I can't see things getting any better this year, only worse, as Hollande (and his cabinet) are hamstrung lame ducks, and as such cannot implement any effective counteractive policices, and even if they could it would still be too little, too late : things have been left to fester for too long.

Academics have accused French politicians of failing to deal with the tinderbox conditions in the banlieues or suburban estates, which they say could spark a national wave of riots in the run-up to the presidential elections in April and May. ......Sebastian Roché, director of research at the CNRS (Centre National de la Recherche Scientifique), and a specialist in the police and the banlieue, told Le Figaro there were many parallels with the 2005 situation.

“The essential line is the same: the supposed malicious intention of the police. The possible elements to spark things off are the same: it’s the same climate, the same basic context, the same areas, with the same populations and, above all, the same antagonism towards the police.”

Roché said nothing had changed since 2005 – “neither the police’s policy, nor the very high level of hostility in the poor suburbs” – and warned that any violence could quickly spread. “It spreads from one poor banlieue to another … The fuel is the anger and hostility towards the police forces.”
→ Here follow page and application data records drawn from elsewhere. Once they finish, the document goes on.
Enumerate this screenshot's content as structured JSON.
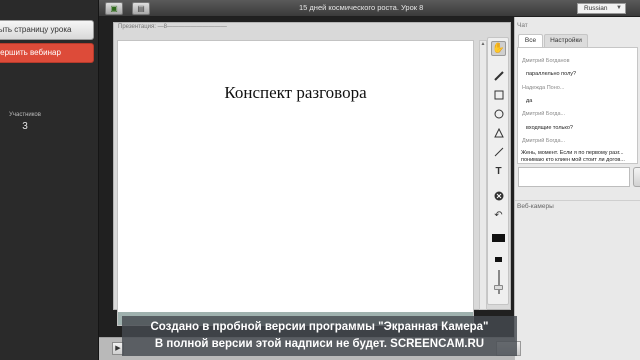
{
  "left_panel": {
    "open_page_button": "рыть страницу урока",
    "end_webinar_button": "вершить вебинар",
    "participants_label": "Участников",
    "participants_count": "3"
  },
  "top_bar": {
    "title": "15 дней космического роста. Урок 8",
    "language": "Russian"
  },
  "presentation": {
    "label": "Презентация: —8——————————",
    "slide_title": "Конспект разговора"
  },
  "tools": [
    {
      "icon": "hand-icon",
      "active": true
    },
    {
      "icon": "pencil-icon"
    },
    {
      "icon": "rectangle-icon"
    },
    {
      "icon": "circle-icon"
    },
    {
      "icon": "triangle-icon"
    },
    {
      "icon": "line-icon"
    },
    {
      "icon": "text-icon",
      "glyph": "T"
    },
    {
      "icon": "clear-icon"
    },
    {
      "icon": "undo-icon"
    }
  ],
  "chat": {
    "header": "Чат",
    "tabs": [
      {
        "label": "Все",
        "active": true
      },
      {
        "label": "Настройки",
        "active": false
      }
    ],
    "messages": [
      {
        "author": "Дмитрий Богданов",
        "text": "параллельно полу?"
      },
      {
        "author": "Надежда Поно...",
        "text": "да"
      },
      {
        "author": "Дмитрий Богда...",
        "text": "входящие только?"
      },
      {
        "author": "Дмитрий Богда...",
        "text": "Жень, момент. Если я по первому разг... понимаю кто клиен мой стоит ли догов..."
      }
    ],
    "webcams_label": "Веб-камеры"
  },
  "watermark": {
    "line1": "Создано в пробной версии программы \"Экранная Камера\"",
    "line2": "В полной версии этой надписи не будет. SCREENCAM.RU"
  },
  "colors": {
    "end_button": "#dd4b39",
    "slide_footer": "#9fb1ae"
  }
}
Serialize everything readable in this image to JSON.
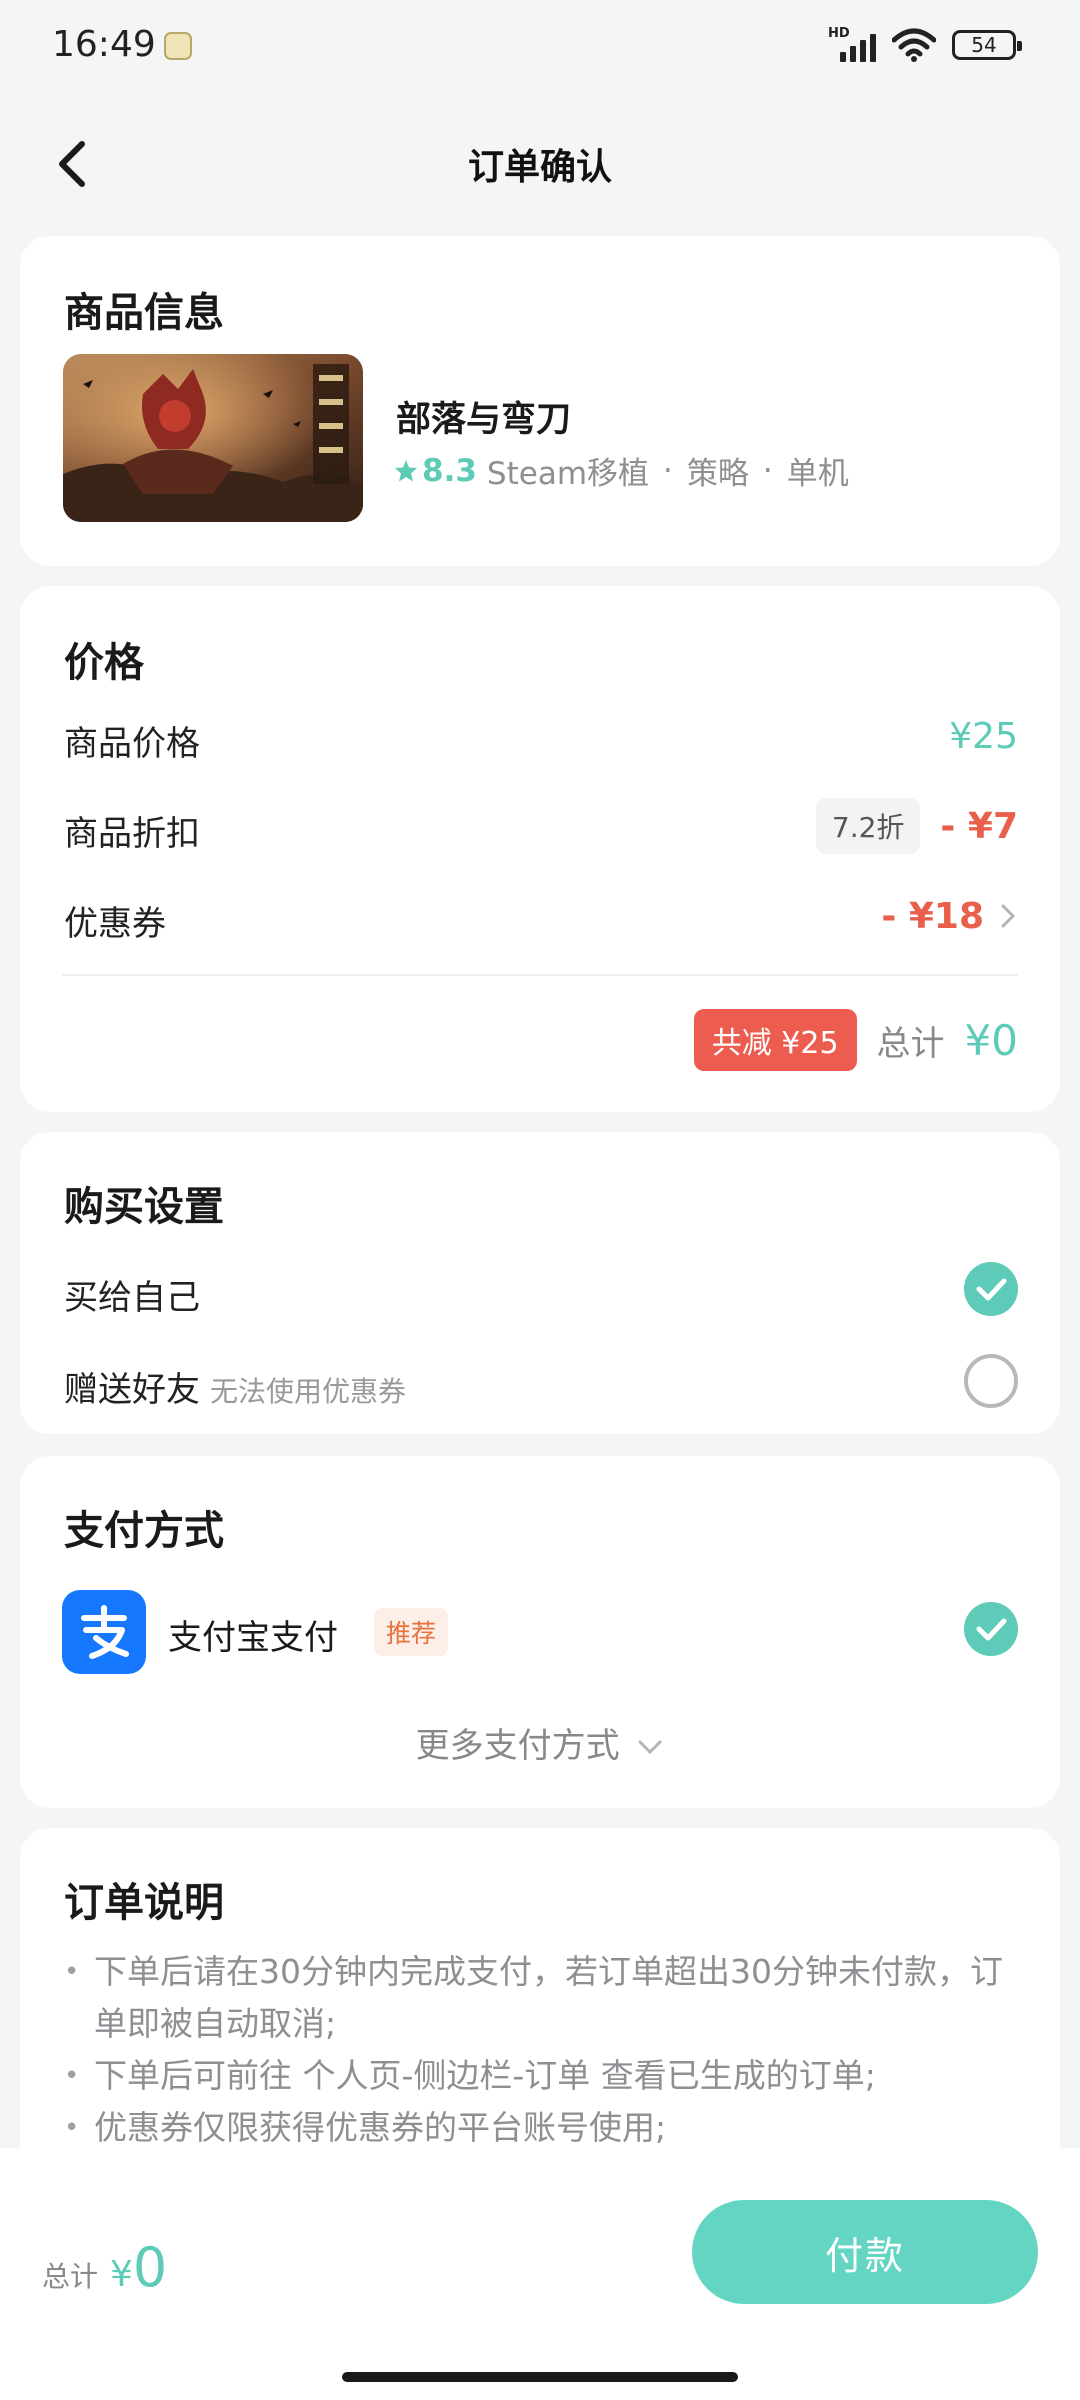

Whoever wins the election, will be left to deal with a toxic environement that they'll have no control over, no remedy and no plan.

A pretty dire situation all in all.

posted on Feb, 23 2017 @ 04:30 PM
A week later, this story is still bubbling ...


Today, youngsters of about high-school age, decided to block entry to schools in central Paris !
And to hold a peacefull and demo, denouncing Police brutality
which inevitably degraded into tear gas and .. violence

The protest was called by a group called Mouvement Inter Luttes Indépendant, which posted photos of the demonstrations on its Facebook page. It demanded “justice for all victims of police violence” and denouncing “racist spot checks” by police on school students.

Things aren't moving fast enough, the kidz want action ...

One police officer has been charged with raping Théo L in Aulnay-sous-Bois on 2 February, and three others have been charged with assault.

Four officers arrived at a housing estate in the northern Paris suburb and began stopping youths and asking to see identity papers.

Théo, 22, was allegedly forced to the ground, beaten, and subsequently raped with a police baton, suffering such serious injuries that he needed emergency surgery.

Spring is near,
the gvt is totally dead in the water
the elections are a bit less than 2 months away

Tempers are fraying
In Paris

new topics

top topics


log in